Stadiums and arenas
In France, the construction of new stadiums or the renovation of existing stadiums is in the spotlight.
In France, the construction of new stadiums or the renovation of existing stadiums is in the spotlight. With the forthcoming Euro 2016, France is faced with renovating its ageing fleet of stadiums, which have not kept track with developments in professional sport. French stadiums are on average 66 years old, compared to 50 in Germany, 34 in Portugal and 28 in Switzerland.
As the Senate report of 29 April 2009 on professional sport and local authorities reiterated, the stadiums are 'often old, little suited, poorly equipped and our facilities are not up to the standards of the events which they host.Neither the hospitality services (reception spaces, VIP boxes and seats) nor the adjacent facilities (changing rooms, warm up grounds, car parks) allow us to welcome the public and the sportsmen and women to a standard which approaches that of our European neighbours.

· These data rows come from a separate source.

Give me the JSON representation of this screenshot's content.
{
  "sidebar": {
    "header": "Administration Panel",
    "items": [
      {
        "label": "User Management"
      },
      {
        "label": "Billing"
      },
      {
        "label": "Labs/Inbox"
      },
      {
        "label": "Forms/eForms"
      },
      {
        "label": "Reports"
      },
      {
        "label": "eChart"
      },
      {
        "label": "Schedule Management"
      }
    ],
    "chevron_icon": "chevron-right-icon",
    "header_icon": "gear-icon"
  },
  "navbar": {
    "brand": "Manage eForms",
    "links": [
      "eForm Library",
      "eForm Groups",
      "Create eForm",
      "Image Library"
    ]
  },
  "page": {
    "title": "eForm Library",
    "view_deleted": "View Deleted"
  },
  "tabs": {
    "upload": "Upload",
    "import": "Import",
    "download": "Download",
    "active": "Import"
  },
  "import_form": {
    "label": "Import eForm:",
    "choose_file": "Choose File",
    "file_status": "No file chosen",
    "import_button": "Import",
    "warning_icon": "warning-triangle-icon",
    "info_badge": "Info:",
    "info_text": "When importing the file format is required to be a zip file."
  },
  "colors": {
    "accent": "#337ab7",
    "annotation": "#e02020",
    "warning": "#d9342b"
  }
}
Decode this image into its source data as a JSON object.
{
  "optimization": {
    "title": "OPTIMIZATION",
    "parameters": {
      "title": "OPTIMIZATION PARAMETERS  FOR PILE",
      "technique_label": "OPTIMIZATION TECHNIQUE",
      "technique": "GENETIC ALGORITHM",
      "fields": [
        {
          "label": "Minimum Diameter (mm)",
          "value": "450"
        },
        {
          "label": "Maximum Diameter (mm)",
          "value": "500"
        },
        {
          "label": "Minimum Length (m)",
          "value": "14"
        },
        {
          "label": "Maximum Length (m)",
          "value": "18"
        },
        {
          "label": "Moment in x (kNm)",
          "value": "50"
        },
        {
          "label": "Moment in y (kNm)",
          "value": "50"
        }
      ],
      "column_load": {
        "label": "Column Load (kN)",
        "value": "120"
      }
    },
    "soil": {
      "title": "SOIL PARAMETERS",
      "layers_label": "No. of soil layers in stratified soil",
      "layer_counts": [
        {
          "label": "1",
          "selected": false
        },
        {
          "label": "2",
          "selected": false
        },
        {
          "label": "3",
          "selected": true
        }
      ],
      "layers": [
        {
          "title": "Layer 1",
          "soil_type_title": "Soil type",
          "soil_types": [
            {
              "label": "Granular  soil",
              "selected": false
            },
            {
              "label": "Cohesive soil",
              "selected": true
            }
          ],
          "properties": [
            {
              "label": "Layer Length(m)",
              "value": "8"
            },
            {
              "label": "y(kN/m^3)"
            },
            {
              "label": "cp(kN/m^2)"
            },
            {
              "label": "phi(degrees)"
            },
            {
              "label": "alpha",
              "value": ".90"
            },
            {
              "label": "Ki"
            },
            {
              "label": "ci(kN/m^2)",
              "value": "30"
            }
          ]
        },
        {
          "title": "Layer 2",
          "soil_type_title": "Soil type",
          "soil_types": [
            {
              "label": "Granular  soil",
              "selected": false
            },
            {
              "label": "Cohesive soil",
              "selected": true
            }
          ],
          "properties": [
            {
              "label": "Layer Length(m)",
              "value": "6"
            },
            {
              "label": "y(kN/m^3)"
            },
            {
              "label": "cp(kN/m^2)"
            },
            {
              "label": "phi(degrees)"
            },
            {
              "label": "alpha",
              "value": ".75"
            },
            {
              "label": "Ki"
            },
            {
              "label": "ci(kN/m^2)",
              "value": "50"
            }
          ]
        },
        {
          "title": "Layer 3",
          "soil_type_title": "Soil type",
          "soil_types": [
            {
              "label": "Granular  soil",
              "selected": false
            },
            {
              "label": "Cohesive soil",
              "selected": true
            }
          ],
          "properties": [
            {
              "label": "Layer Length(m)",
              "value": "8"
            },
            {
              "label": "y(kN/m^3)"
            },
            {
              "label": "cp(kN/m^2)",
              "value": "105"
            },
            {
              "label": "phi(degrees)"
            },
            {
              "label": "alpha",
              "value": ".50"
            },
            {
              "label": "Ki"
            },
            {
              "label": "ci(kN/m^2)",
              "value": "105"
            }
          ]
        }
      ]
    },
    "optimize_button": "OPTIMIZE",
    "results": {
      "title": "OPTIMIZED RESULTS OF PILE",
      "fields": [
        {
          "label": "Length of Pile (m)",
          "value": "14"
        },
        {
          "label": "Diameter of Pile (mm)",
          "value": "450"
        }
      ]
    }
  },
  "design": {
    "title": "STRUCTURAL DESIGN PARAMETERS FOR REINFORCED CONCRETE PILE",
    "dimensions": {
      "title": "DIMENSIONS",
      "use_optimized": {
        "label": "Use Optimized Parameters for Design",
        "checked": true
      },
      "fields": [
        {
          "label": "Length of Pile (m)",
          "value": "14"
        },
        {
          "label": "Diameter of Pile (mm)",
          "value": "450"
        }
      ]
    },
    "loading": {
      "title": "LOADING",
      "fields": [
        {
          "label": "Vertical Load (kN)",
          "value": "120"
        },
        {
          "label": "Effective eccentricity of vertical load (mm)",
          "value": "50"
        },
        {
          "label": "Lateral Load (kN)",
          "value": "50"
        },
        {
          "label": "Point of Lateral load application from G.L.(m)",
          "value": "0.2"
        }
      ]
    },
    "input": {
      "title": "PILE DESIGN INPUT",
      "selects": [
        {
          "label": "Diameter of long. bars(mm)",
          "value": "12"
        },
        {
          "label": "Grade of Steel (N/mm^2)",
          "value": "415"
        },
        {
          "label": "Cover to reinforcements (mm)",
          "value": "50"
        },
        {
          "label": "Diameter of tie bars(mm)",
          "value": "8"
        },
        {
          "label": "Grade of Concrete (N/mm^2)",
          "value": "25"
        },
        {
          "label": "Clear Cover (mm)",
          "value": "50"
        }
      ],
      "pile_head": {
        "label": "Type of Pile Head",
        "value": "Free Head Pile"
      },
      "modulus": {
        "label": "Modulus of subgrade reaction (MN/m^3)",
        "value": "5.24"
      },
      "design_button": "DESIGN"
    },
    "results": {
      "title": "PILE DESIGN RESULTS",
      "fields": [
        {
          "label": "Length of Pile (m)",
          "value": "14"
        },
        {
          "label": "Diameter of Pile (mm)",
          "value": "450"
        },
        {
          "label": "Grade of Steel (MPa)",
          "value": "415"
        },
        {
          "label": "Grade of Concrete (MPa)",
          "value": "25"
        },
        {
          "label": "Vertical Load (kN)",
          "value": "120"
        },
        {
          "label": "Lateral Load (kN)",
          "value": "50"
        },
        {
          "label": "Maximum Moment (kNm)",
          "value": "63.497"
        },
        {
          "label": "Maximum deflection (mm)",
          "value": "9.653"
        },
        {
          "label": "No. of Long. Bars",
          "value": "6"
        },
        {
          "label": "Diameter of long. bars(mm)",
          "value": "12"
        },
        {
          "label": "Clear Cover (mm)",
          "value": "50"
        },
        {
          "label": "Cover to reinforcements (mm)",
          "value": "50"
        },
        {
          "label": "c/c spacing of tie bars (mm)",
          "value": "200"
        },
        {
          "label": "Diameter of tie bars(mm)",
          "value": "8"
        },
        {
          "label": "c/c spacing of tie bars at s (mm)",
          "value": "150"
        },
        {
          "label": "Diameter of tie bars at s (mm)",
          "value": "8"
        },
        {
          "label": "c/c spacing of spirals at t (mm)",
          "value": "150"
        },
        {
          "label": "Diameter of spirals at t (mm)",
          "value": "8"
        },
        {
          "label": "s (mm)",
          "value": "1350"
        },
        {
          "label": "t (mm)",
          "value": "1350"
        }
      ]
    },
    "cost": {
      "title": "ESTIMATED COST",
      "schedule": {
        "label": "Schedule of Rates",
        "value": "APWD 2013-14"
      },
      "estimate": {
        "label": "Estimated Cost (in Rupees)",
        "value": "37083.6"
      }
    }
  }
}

Attendance at the stadiums and ticket receipts are suffering as a consequence'.
The 1998 football World Cup did not provide many solutions to this ageing of the stadiums. Since then, many football stadium renovation or construction projects have been undertaken (in Lyon, Bordeaux, Nice, Marseille, Lille, etc.). Other projects outside the World Cup have also seen the light of day, involving both rugby and football stadiums (football stadiums in Le Mans and Le Havre, the Jean Bouin and Arena 92 rugby stadiums, etc.). These stadium construction/renovation projects, which are generally initiated by local authorities, still have a future, since France is suffering in particular from a lack of small modern stadiums, with a capacity of 10,000 to 15,000, which can be put to flexible uses and are designed as genuine spaces for community life.
The various recent renovation/construction projects have been conducted according to various and complex contracting arrangements, including partnership contracts (Lille, Nice, Bordeaux, etc.), concession contracts (Le Mans) and private projects (Lyon, Arena 92). The choice of contracting arrangement for a stadium is a complicated subject, linked to: its size, the stability of the club and the local authority, the ownership of the facilities, the expected economic knock-on effects, the available public funding, etc. In the face of the strong deterioration of local public finances, local authorities ought to be led towards different options for future projects: transferral of the ownership of the premises to the clubs through leasing, complete delegation of management to the resident club, etc.
In this sector, Espelia deploys its full operational expertise. More specifically, the firm supports local authorities in:
- analysing the functioning of existing services and facilities
- developing and implementing a strategy for modernising or creating facilities, according to the needs and the constraints of the region
- efficiently implementing construction and management projects: contracting, creation of public or public/private operators, monitoring and optimisation of the running of facilities